san sebastian

One Night In: San Sebastián

When we moved to Lisbon, we decided to make the journey by car. It would have been fool-hardy to do this in one go though (especially as Caitlin doesn’t drive, but is very good at sleeping, so it would have just been me and my Aziz Ansari audiobook for 21 hours straight), and we therefore decided on three stopovers. The first one was in the Loire Valley, which is lovely and relaxing and we drank wine and we ate bread and cheese and we stayed in what was essentially a castle, but it wouldn’t really be a riveting blog post. The final stop was in Porto, which was amazing and we ate great food and found a couple of interesting places, but it rained a lot so we left very early the next morning and it is a city that deserved more than that. For the middle day, we stopped in San Sebastián. And what a great place San Sebastián is.

We’re talking mid-April here, and a lot of the drive, plus the preceding days back in London, had been dominated by rain. Luckily, the weather had taken a turn for the better, so we headed straight to the beach. San Sebastián has approximately 307 beaches, but we just chose the one nearest to our hotel. That was Playa la Zurriola. It may have been the time of year, but it wasn’t overly busy. In fact, most of the beach users were more concerned with surfing. It was perfect for a quick paddle and a beer.
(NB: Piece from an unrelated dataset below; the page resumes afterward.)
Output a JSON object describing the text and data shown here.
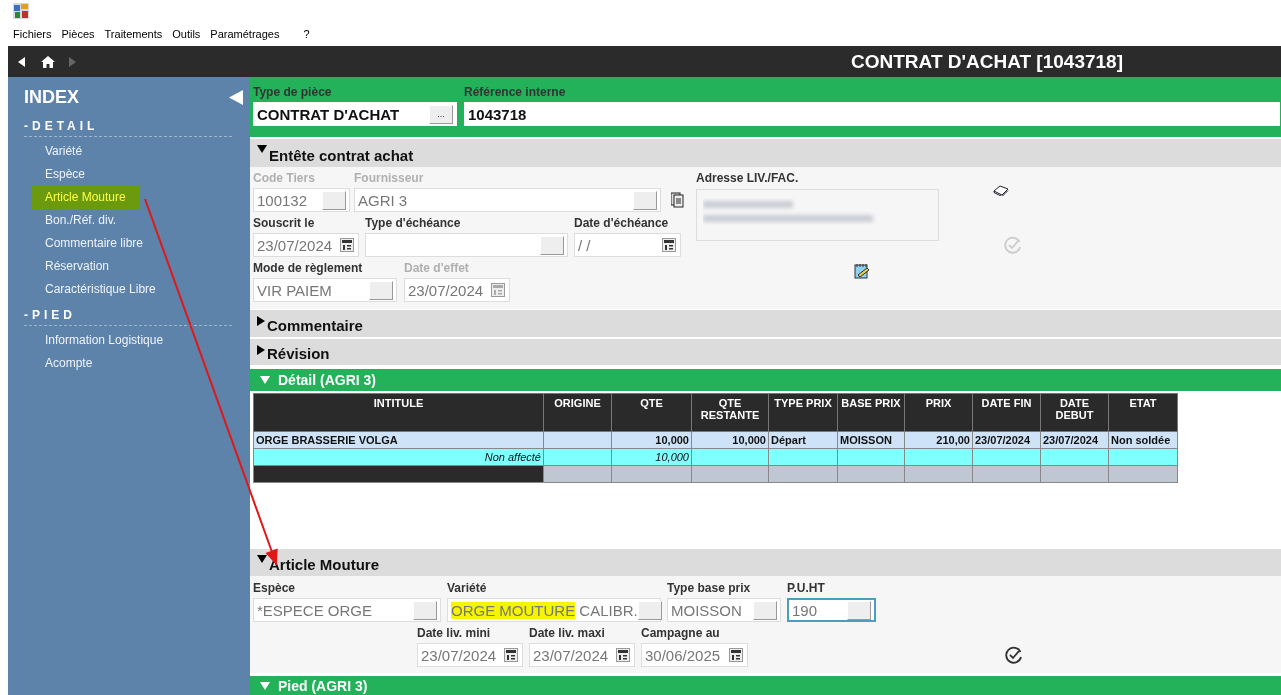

As with everywhere we visit though, food was the priority. I’m sure I don’t need to tell you that like its basque neighbour Bilbao, San Sebastián is all about pintxos. Those little handheld snacks, served on the counters of bars. You’ve got your traditional options, with fish, veg or meat served on a piece of bread, and then the newer, more experimental options. An evening eating pintxos is perfect for bar hopping, and trying all different types, so that is exactly what we did.

For the best options, you want to head for the old town. We were staying in Gros, but it’s just a short walk along the beach and then across the bridge. Deciding to start with the more traditional fare, Bar Goiz-Argi was our first stop. It was busy and paper napkins covered the floor (the sign of a good pintxo bar is the number of paper napkins left on the floor), but the guy behind the bar was eager to help. He pointed us towards their house speciality of prawns, and they didn’t disappoint. We could have easily stayed for three of four more servings, but we were here to bar hop, and had plenty more destinations to get to.

When you’re out for pintxos, you’re only really supposed to have one at a time, and then move on. That’s what the locals told us anyway. But what are you supposed to do when you walk into somewhere specifically to have their world famous Solomillo steak, and you also spot a delicious looking shrimp and chorizo brochette? I’ll tell you what you do. You have both. Gandarias‘ Solomillo is a rare steak on bread, and it is perfect. Wash it down with a glass of Ribera del Duero and you’ll fall in love. This place has got a full restaurant in the back as well, and if we’d been there for more than one night, I’m sure we would have tried it.

It was time to try some of the newer, more experimental places. The perfect starting point was Bar Zeruko. Dozens of different types of pintxo line the bar, which is two deep with locals. It’s easiest just to point to what you want and let the bar staff sort the hot from the cold and bring the finished dishes to you. There’s food stacked high, food in cages, food that I have no idea what it was even after eating it. There’s food everywhere. And by god it’s good. It might not sound like the most exciting of all the dishes, but try the egg. And thank me later.

There was one more that we wanted to make sure we got to before the end of the night. A Fuego Negro is very special. The menu, written and illustrated up on the wall, changes regularly apparently, and offers both pintxos and bigger sharing dishes – more like tapas. When we visited, the dish they seemed most proud of was their take on a KFC. Using their own spices, it came served in a bucket with a face very similar to a certain Colonel. At this stage of the night though, it was a bit much for us and we stuck to pintxos. We plumped for (the largest) olives (you’ve ever seen) in vermouth and the tuna carpaccio with peppers. I don’t know how to describe the olives, as I’ve never tasted anything quite like them before, or since. Like I said, this is a special place.

The next morning we had time for a quick bit of breakfast and a bit of a look around the shops before heading off. For breakfast we headed to Belgrado, and great little cafe with good coffee, nice granola and yoghurt, and even a small little shop. The shops holds both food and some clothing, and I still regret not getting a sweatshirt I came across.

We did have time for one quick purchase though, and that was from the brilliant Bois et Fer. There’s plenty of nice mid-century and contemporary furniture, but that’s not really practical to pick up when you’re in the midst of driving across the continent. Caitlin, who has a knack of always finding something, got herself a very nice little mug from local designer Jean-Vier. It’s become her go-to coffee mug, and reminds us everyday that we have to go back to San Sebastián very soon.